PROMPT: Please report each line in the material below that includes "computer".

··· DATA RECORDS ···

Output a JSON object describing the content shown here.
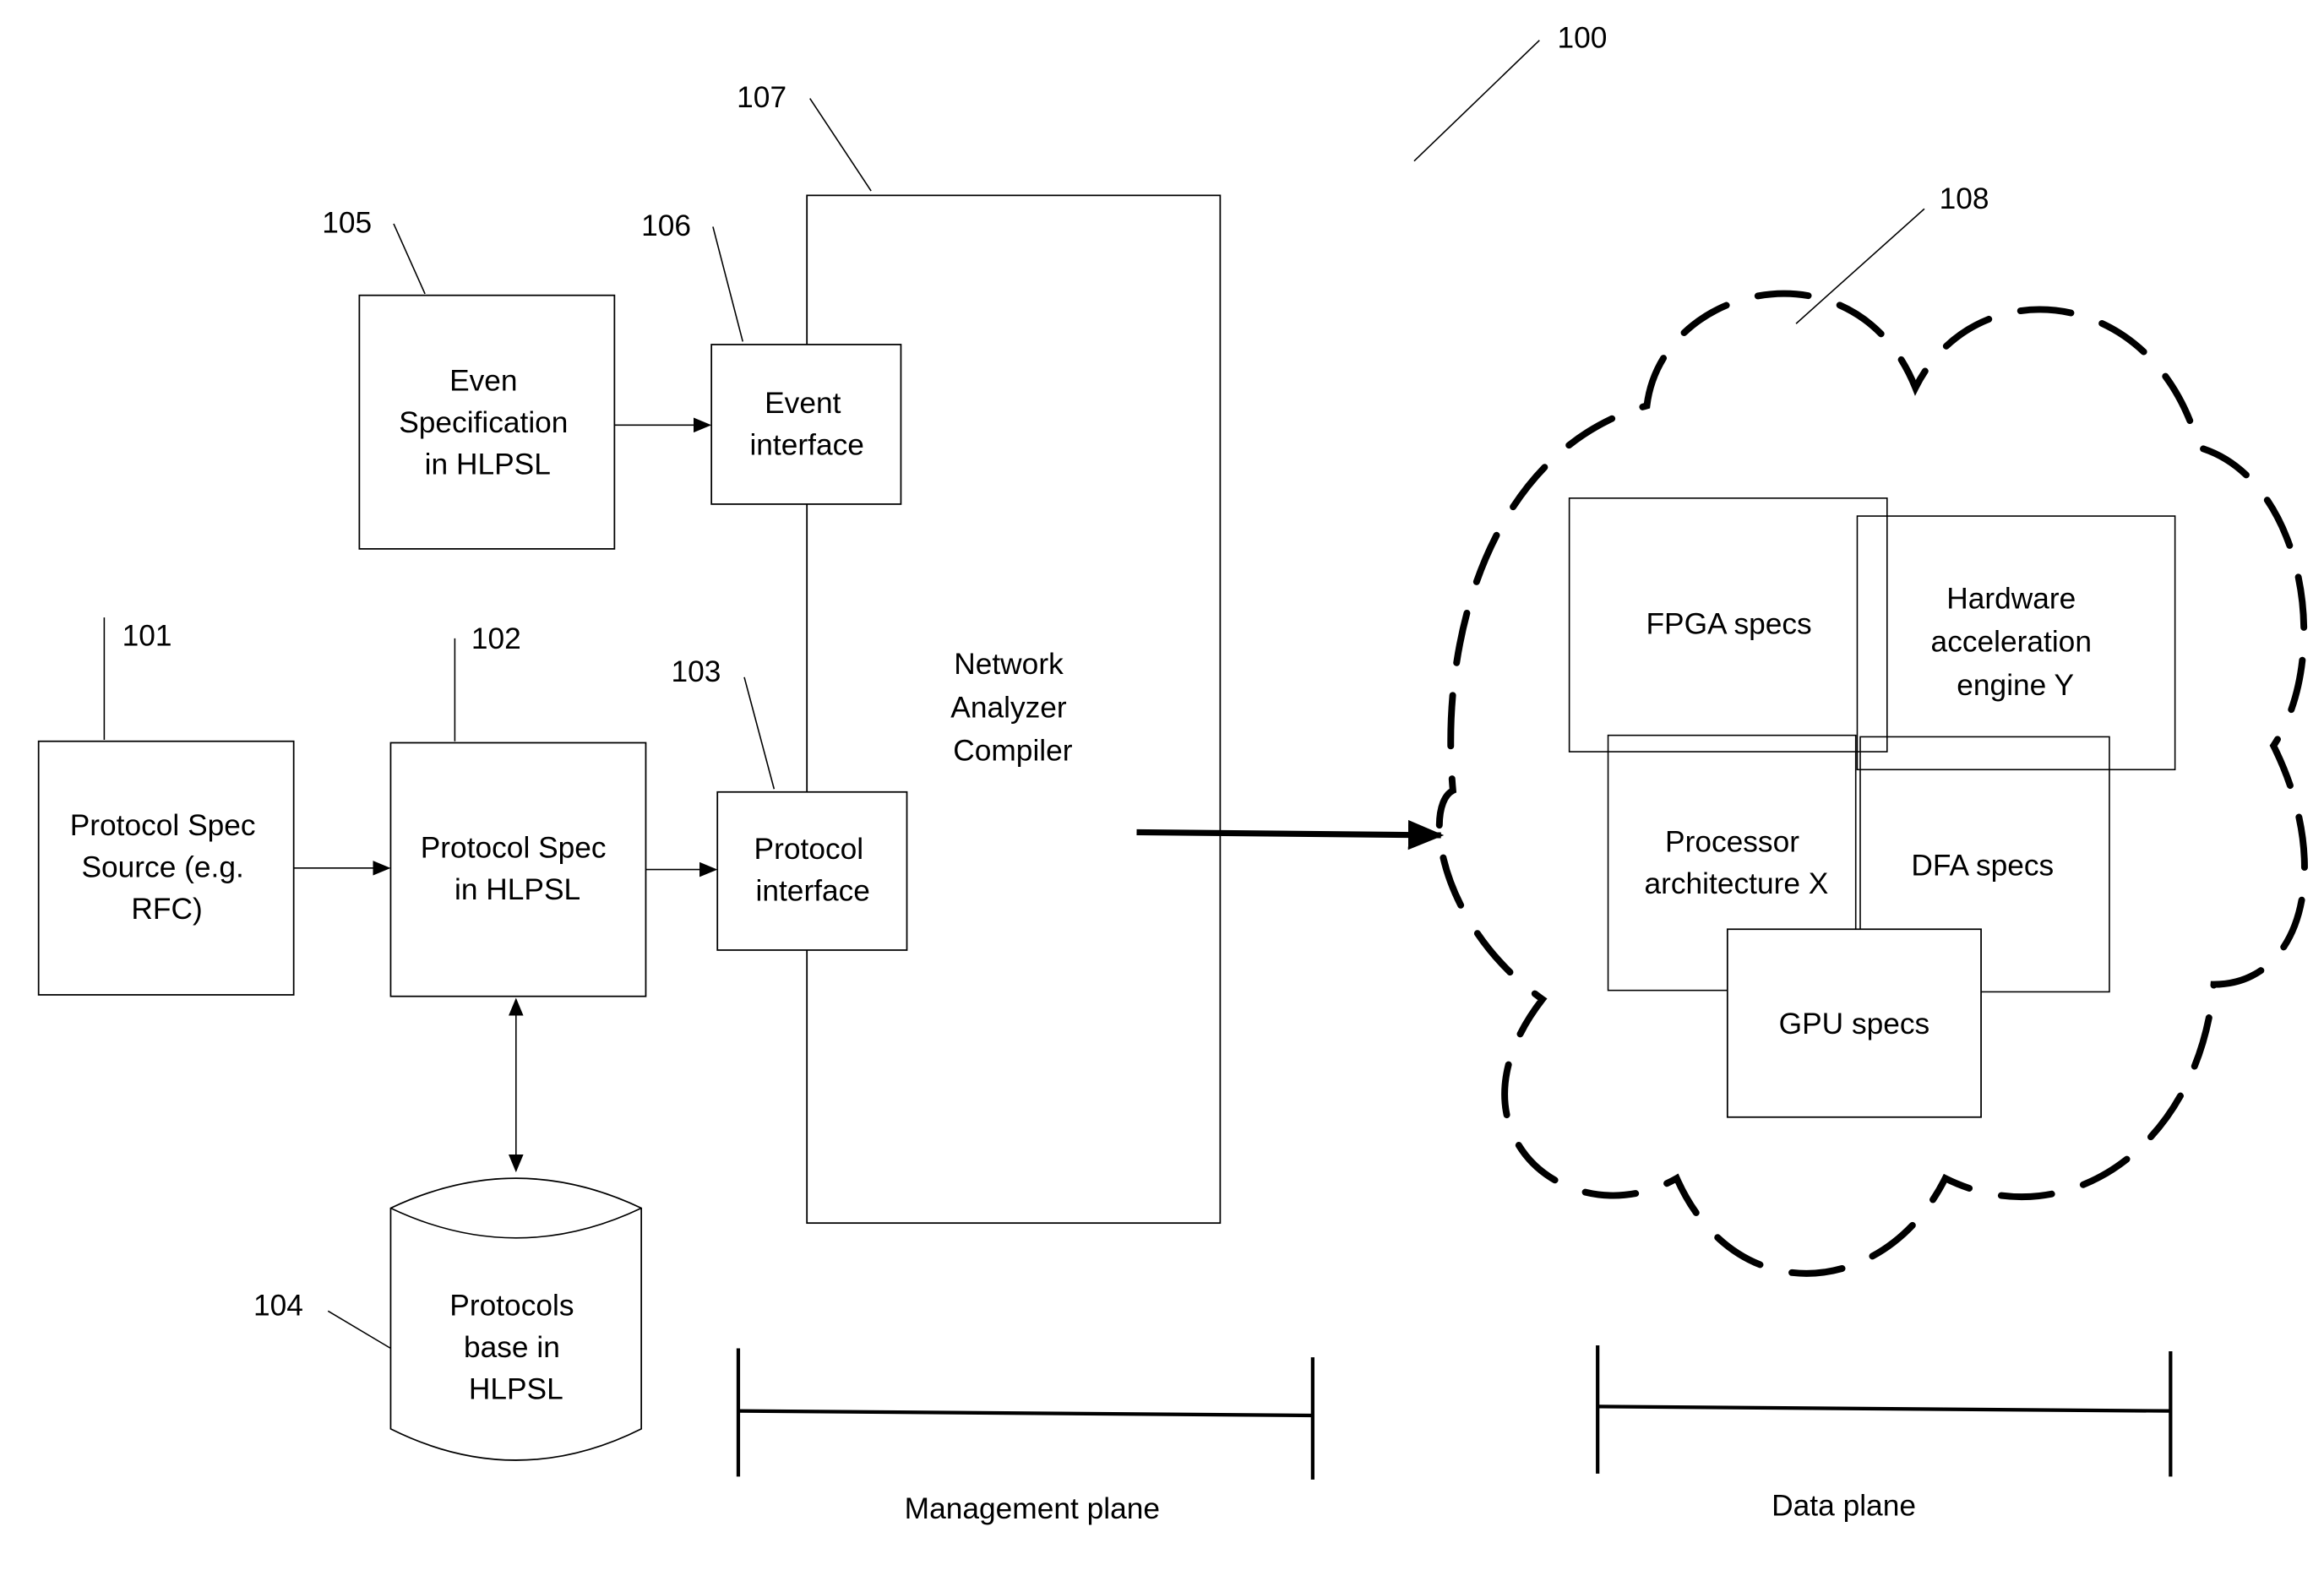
{
  "figure_ref": "100",
  "blocks": {
    "protocol_spec_source": {
      "ref": "101",
      "lines": [
        "Protocol Spec",
        "Source (e.g.",
        "RFC)"
      ]
    },
    "protocol_spec_hlpsl": {
      "ref": "102",
      "lines": [
        "Protocol Spec",
        "in HLPSL"
      ]
    },
    "protocol_interface": {
      "ref": "103",
      "lines": [
        "Protocol",
        "interface"
      ]
    },
    "protocols_base": {
      "ref": "104",
      "lines": [
        "Protocols",
        "base in",
        "HLPSL"
      ]
    },
    "event_spec": {
      "ref": "105",
      "lines": [
        "Even",
        "Specification",
        "in HLPSL"
      ]
    },
    "event_interface": {
      "ref": "106",
      "lines": [
        "Event",
        "interface"
      ]
    },
    "compiler": {
      "ref": "107",
      "lines": [
        "Network",
        "Analyzer",
        "Compiler"
      ]
    },
    "hardware_cloud": {
      "ref": "108"
    }
  },
  "cloud_items": {
    "fpga": {
      "lines": [
        "FPGA specs"
      ]
    },
    "hw_accel": {
      "lines": [
        "Hardware",
        "acceleration",
        "engine Y"
      ]
    },
    "processor": {
      "lines": [
        "Processor",
        "architecture X"
      ]
    },
    "dfa": {
      "lines": [
        "DFA specs"
      ]
    },
    "gpu": {
      "lines": [
        "GPU specs"
      ]
    }
  },
  "planes": {
    "management": "Management plane",
    "data": "Data plane"
  }
}
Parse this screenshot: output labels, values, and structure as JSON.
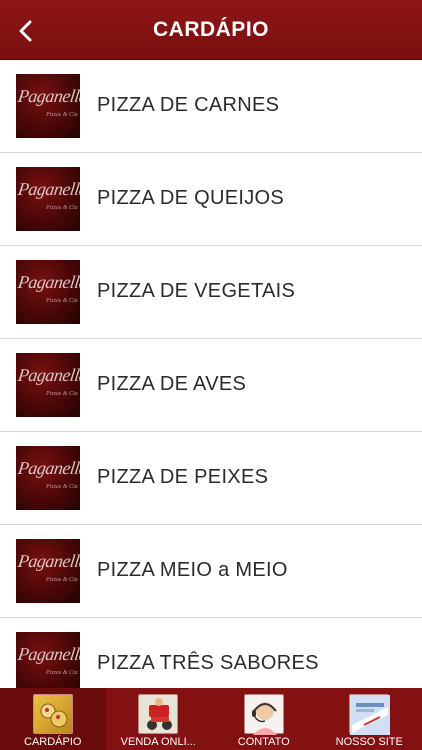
{
  "header": {
    "title": "CARDÁPIO",
    "back_icon": "chevron-left-icon"
  },
  "logo": {
    "brand": "Paganella",
    "tagline": "Pizzas & Cia"
  },
  "menu": {
    "items": [
      {
        "label": "PIZZA DE CARNES"
      },
      {
        "label": "PIZZA DE QUEIJOS"
      },
      {
        "label": "PIZZA DE VEGETAIS"
      },
      {
        "label": "PIZZA DE AVES"
      },
      {
        "label": "PIZZA DE PEIXES"
      },
      {
        "label": "PIZZA MEIO a MEIO"
      },
      {
        "label": "PIZZA TRÊS SABORES"
      }
    ]
  },
  "tabbar": {
    "active": "CARDÁPIO",
    "tabs": [
      {
        "label": "CARDÁPIO",
        "icon": "menu-icon"
      },
      {
        "label": "VENDA ONLI...",
        "icon": "delivery-scooter-icon"
      },
      {
        "label": "CONTATO",
        "icon": "support-headset-icon"
      },
      {
        "label": "NOSSO SITE",
        "icon": "website-icon"
      }
    ]
  },
  "colors": {
    "header_bg": "#8e1616",
    "tabbar_bg": "#831111",
    "text": "#2b2b2b",
    "divider": "#d7d7d7"
  }
}
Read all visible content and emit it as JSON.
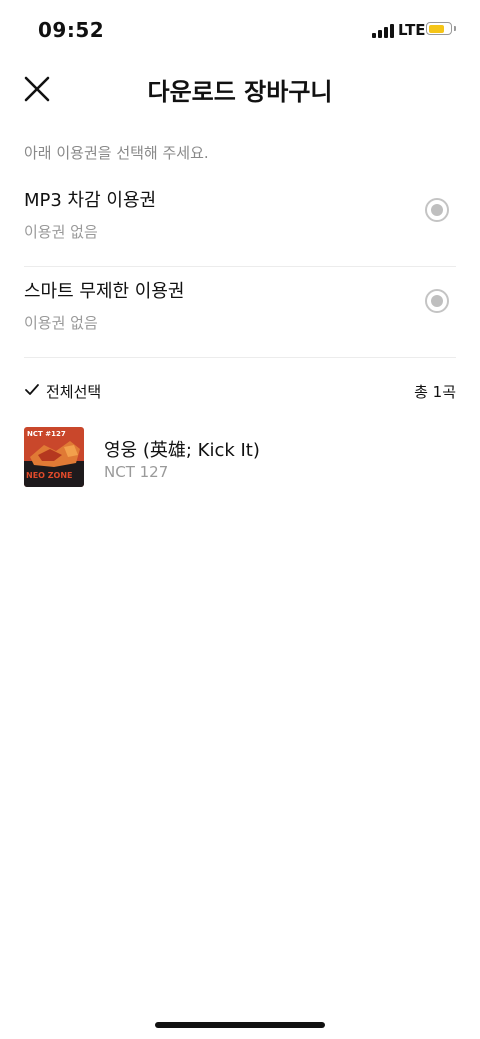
{
  "status_bar": {
    "time": "09:52",
    "network": "LTE",
    "battery_color": "#f5c518",
    "battery_level": 0.75
  },
  "header": {
    "title": "다운로드 장바구니",
    "close_icon": "close-icon"
  },
  "pass_section": {
    "hint": "아래 이용권을 선택해 주세요.",
    "passes": [
      {
        "name": "MP3 차감 이용권",
        "status": "이용권 없음"
      },
      {
        "name": "스마트 무제한 이용권",
        "status": "이용권 없음"
      }
    ]
  },
  "list_header": {
    "select_all_label": "전체선택",
    "total": "총 1곡"
  },
  "songs": [
    {
      "title": "영웅 (英雄; Kick It)",
      "artist": "NCT 127",
      "album_art_text_top": "NCT #127",
      "album_art_text_bottom": "NEO ZONE"
    }
  ]
}
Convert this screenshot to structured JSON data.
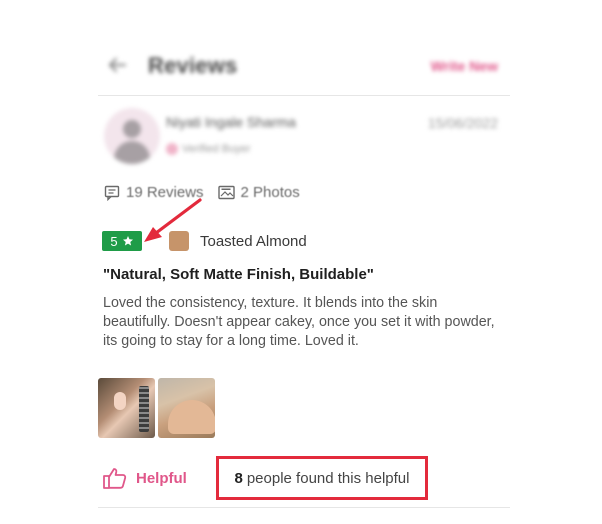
{
  "header": {
    "title": "Reviews",
    "write_new": "Write New"
  },
  "reviewer": {
    "name": "Niyati Ingale Sharma",
    "date": "15/06/2022",
    "verified": "Verified Buyer"
  },
  "stats": {
    "reviews": "19 Reviews",
    "photos": "2 Photos"
  },
  "review": {
    "rating": "5",
    "shade": "Toasted Almond",
    "title": "\"Natural, Soft Matte Finish, Buildable\"",
    "body": "Loved the consistency, texture. It blends into the skin beautifully. Doesn't appear cakey, once you set it with powder, its going to stay for a long time. Loved it."
  },
  "helpful": {
    "label": "Helpful",
    "count": "8",
    "count_text": "people found this helpful"
  },
  "colors": {
    "accent": "#e0578a",
    "rating_green": "#1f9c48",
    "annotation_red": "#e32a3c",
    "shade_swatch": "#c6946a"
  },
  "icons": [
    "back-arrow-icon",
    "comment-icon",
    "image-icon",
    "star-icon",
    "thumbs-up-icon",
    "verified-icon"
  ]
}
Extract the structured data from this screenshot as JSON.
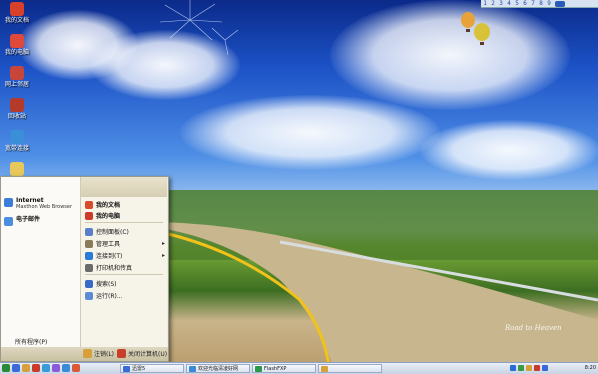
{
  "desktop_icons": [
    {
      "label": "我的文档",
      "icon": "my-documents-icon",
      "color": "#d9402a"
    },
    {
      "label": "我的电脑",
      "icon": "my-computer-icon",
      "color": "#e0483a"
    },
    {
      "label": "网上邻居",
      "icon": "network-icon",
      "color": "#c9453a"
    },
    {
      "label": "回收站",
      "icon": "recycle-bin-icon",
      "color": "#b53a2a"
    },
    {
      "label": "宽带连接",
      "icon": "broadband-connection-icon",
      "color": "#3a8fd8"
    }
  ],
  "topbar": {
    "numbers": [
      "1",
      "2",
      "3",
      "4",
      "5",
      "6",
      "7",
      "8",
      "9"
    ],
    "accent": "#2244aa"
  },
  "start_menu": {
    "pinned": [
      {
        "title": "Internet",
        "subtitle": "Maxthon Web Browser",
        "icon": "maxthon-icon",
        "color": "#3a7ed8"
      },
      {
        "title": "电子邮件",
        "subtitle": "",
        "icon": "email-icon",
        "color": "#4a8ee0"
      }
    ],
    "all_programs": "所有程序(P)",
    "right_items": [
      {
        "label": "我的文档",
        "icon": "my-documents-icon",
        "color": "#d84a2a",
        "bold": true,
        "arrow": false
      },
      {
        "label": "我的电脑",
        "icon": "my-computer-icon",
        "color": "#cc3a2a",
        "bold": true,
        "arrow": false
      },
      {
        "label": "控制面板(C)",
        "icon": "control-panel-icon",
        "color": "#5a7fc8",
        "bold": false,
        "arrow": false
      },
      {
        "label": "管理工具",
        "icon": "admin-tools-icon",
        "color": "#8a7a5a",
        "bold": false,
        "arrow": true
      },
      {
        "label": "连接到(T)",
        "icon": "connect-to-icon",
        "color": "#2a7ad8",
        "bold": false,
        "arrow": true
      },
      {
        "label": "打印机和传真",
        "icon": "printer-icon",
        "color": "#6a6a6a",
        "bold": false,
        "arrow": false
      },
      {
        "label": "搜索(S)",
        "icon": "search-icon",
        "color": "#3a6ac8",
        "bold": false,
        "arrow": false
      },
      {
        "label": "运行(R)...",
        "icon": "run-icon",
        "color": "#5a8ad8",
        "bold": false,
        "arrow": false
      }
    ],
    "logoff_label": "注销(L)",
    "shutdown_label": "关闭计算机(U)"
  },
  "taskbar": {
    "tasks": [
      {
        "label": "迅雷5",
        "icon": "thunder-icon",
        "color": "#3a6ad8"
      },
      {
        "label": "欢迎光临清凌好网",
        "icon": "browser-icon",
        "color": "#3a8ad8"
      },
      {
        "label": "FlashFXP",
        "icon": "flashfxp-icon",
        "color": "#2a9a4a"
      },
      {
        "label": "",
        "icon": "window-icon",
        "color": "#d8a03a"
      }
    ],
    "tray_icons": [
      {
        "icon": "qq-icon",
        "color": "#2a6ad8"
      },
      {
        "icon": "network-status-icon",
        "color": "#3a9a4a"
      },
      {
        "icon": "volume-icon",
        "color": "#d8a03a"
      },
      {
        "icon": "antivirus-icon",
        "color": "#c83a2a"
      },
      {
        "icon": "input-method-icon",
        "color": "#3a6ad8"
      }
    ],
    "clock": "8:20"
  },
  "wallpaper": {
    "watermark": "Road to Heaven"
  }
}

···

FINAL ANSWER:
      "icon": "my-computer-icon",
        "icon": "my-computer-icon",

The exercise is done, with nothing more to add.